Copyright © 2011 Christopher Szeto et al. This is an open access article distributed under the Creative Commons Attribution License, which permits unrestricted use, distribution, and reproduction in any medium, provided the original work is properly cited.

Abstract

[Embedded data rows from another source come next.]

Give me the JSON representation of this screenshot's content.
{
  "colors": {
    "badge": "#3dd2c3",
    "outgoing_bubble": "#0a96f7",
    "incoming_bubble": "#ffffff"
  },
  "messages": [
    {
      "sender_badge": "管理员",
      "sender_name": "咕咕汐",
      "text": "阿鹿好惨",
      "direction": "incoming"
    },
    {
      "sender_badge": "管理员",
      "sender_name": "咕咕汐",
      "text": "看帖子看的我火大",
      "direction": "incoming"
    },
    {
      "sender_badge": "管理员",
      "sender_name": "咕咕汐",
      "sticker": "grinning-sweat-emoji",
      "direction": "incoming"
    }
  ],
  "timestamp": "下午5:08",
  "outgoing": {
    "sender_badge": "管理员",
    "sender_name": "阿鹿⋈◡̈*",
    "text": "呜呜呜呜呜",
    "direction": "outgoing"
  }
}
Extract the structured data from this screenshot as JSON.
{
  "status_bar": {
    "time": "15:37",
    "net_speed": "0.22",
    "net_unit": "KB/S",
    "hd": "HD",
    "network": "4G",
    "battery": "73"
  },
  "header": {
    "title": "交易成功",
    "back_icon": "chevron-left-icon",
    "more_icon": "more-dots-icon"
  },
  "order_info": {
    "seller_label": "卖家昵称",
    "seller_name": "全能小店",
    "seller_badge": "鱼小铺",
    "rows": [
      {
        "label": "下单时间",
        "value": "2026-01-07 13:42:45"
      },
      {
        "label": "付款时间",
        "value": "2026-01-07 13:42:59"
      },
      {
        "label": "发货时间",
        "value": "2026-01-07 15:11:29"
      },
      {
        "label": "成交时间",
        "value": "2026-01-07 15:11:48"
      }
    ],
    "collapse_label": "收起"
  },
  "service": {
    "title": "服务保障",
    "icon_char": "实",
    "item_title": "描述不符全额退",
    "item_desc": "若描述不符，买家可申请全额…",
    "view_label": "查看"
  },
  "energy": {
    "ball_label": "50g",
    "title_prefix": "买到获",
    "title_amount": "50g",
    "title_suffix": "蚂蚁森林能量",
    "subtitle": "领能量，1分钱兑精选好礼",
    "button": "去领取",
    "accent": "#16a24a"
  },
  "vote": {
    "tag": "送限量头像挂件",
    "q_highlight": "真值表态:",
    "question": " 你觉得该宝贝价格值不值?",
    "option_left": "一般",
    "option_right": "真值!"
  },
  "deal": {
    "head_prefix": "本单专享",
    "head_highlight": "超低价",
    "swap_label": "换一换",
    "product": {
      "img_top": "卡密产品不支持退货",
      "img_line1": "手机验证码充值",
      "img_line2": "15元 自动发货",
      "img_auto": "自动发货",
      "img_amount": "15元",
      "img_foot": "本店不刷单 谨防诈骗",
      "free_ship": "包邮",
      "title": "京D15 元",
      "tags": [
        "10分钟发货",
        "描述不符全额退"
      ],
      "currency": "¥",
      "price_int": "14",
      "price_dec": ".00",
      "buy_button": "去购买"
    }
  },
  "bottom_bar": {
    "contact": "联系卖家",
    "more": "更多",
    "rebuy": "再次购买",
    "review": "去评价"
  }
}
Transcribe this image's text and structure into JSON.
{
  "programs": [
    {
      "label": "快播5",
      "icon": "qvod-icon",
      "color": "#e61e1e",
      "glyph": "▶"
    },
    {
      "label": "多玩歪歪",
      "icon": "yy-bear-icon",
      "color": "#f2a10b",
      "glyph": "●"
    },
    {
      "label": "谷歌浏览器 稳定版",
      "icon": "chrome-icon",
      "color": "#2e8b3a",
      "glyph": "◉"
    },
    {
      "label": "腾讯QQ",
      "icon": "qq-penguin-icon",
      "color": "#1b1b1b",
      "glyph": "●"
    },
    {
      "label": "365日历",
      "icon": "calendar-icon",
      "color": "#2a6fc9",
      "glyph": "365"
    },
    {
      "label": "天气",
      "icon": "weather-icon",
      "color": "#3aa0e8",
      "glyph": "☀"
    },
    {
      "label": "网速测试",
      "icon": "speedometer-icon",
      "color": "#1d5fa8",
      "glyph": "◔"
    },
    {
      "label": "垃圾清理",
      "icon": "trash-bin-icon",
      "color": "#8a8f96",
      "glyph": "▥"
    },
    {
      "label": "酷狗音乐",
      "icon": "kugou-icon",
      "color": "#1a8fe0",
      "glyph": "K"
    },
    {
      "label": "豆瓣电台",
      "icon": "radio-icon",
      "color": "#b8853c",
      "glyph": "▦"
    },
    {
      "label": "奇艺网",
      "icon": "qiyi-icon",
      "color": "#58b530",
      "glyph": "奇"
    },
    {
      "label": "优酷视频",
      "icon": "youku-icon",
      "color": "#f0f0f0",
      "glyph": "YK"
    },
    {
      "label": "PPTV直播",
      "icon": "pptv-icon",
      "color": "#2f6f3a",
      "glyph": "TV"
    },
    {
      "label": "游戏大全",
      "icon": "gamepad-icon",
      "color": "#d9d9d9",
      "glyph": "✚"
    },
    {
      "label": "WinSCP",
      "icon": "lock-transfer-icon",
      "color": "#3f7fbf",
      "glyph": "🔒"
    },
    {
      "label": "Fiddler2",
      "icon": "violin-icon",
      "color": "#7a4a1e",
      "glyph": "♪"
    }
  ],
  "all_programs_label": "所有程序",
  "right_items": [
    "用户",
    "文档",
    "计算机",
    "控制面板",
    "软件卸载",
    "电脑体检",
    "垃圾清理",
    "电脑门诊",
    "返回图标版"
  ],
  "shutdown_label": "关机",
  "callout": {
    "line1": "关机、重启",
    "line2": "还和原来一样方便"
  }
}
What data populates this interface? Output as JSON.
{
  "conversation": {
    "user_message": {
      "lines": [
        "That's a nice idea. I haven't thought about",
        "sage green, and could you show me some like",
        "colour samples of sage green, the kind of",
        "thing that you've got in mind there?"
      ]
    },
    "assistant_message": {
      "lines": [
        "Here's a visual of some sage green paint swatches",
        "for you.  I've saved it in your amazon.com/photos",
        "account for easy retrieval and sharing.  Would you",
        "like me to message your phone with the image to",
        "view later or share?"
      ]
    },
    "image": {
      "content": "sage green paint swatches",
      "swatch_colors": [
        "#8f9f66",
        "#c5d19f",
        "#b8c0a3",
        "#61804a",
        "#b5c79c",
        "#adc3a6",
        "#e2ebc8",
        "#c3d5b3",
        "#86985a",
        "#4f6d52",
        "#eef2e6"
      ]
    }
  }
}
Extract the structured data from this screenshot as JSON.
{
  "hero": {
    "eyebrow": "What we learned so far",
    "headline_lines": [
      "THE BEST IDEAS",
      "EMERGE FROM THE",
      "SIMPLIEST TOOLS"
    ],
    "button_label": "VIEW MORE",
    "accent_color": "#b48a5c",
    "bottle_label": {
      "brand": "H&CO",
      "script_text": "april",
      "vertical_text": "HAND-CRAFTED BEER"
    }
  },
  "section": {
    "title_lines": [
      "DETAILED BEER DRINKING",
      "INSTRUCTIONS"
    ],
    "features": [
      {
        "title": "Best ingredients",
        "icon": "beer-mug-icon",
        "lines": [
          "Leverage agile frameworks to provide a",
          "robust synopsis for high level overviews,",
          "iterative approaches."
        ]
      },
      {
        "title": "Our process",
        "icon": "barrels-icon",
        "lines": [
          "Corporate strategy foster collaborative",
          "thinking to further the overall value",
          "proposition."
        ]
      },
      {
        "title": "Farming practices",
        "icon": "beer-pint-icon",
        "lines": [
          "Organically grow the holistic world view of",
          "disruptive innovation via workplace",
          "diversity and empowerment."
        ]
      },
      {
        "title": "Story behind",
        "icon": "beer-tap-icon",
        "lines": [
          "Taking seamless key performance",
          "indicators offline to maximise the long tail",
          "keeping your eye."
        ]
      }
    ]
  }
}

Background. There are a variety of described noninvasive optical detection techniques for evaluation of head and neck mucosal lesions. Contact endoscopy is a promising method of in vivo microscopic examination whereby a rigid telescope is placed on a previously dye-stained mucosa allowing evaluation of the superficial cell layers of the epithelium. This technique produces real-time, magnified images of cellular architecture of surface mucosa comparable to histology without the need for biopsy. In this review, we will briefly summarize the efficacy of CE in the detection of precancerous and cancerous mucosal lesions and its potential as a novel technique in early diagnosis, monitoring, and preoperative assessment of mucosal lesions of the head and neck. Methods. PUBMED, MEDLINE, and COCHRANE search revealed five prospective articles on contact endoscopy for the diagnosis of mucosal lesions in the head and neck. Results. The literature search yielded five prospective studies examining contact endoscopy for the diagnosis of benign versus malignant head and neck mucosal lesions. These reported a sensitivity and specificity of 77–100%, specificity of 66–100% and an accuracy of 72–92%. Conclusion. Contact endoscopy is a promising optical technology that may be a useful adjunct in the evaluation and diagnosis of benign and malignant head and neck mucosal lesions. Future prospective randomized double-blind studies of this detection method are required.